▶ _Task requirements_: Look through the lines below for the word "code", and copy every line that has it.

[Element data from apps and pages]
================================

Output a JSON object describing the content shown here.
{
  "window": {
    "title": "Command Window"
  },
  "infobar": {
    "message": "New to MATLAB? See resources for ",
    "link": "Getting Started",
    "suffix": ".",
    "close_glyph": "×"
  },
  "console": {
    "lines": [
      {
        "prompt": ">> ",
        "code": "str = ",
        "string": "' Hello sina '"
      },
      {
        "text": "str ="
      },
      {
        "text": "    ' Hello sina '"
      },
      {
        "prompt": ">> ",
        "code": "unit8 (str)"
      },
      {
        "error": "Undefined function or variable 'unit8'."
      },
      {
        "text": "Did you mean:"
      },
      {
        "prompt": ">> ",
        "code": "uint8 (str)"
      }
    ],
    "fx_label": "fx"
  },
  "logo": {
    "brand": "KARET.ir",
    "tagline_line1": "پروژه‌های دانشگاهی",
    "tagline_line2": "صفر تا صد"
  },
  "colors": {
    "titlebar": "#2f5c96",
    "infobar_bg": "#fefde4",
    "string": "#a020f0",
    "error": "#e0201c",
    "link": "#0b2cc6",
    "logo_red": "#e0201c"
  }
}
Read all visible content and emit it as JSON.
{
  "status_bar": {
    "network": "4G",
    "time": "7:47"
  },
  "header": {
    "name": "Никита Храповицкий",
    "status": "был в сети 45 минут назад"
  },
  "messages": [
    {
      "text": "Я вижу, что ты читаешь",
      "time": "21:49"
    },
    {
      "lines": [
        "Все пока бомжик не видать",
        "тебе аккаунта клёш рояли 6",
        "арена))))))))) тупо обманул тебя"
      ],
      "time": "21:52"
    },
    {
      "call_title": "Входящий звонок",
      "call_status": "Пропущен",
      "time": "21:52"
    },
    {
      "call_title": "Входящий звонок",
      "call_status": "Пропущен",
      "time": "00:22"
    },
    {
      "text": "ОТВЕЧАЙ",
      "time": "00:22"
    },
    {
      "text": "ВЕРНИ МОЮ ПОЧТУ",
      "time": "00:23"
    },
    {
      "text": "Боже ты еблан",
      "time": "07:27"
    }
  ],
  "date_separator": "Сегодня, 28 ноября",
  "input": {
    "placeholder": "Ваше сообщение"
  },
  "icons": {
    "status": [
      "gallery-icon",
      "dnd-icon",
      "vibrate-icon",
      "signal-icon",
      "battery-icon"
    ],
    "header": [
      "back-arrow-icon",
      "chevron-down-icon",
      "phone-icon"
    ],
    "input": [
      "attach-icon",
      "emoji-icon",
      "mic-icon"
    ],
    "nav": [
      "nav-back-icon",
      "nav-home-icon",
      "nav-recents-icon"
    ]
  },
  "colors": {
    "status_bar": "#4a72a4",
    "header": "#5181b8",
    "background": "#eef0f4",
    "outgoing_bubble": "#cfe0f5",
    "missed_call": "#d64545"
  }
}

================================

▶ _Worked solution_:
        "code": "str = ",
        "code": "unit8 (str)"
        "code": "uint8 (str)"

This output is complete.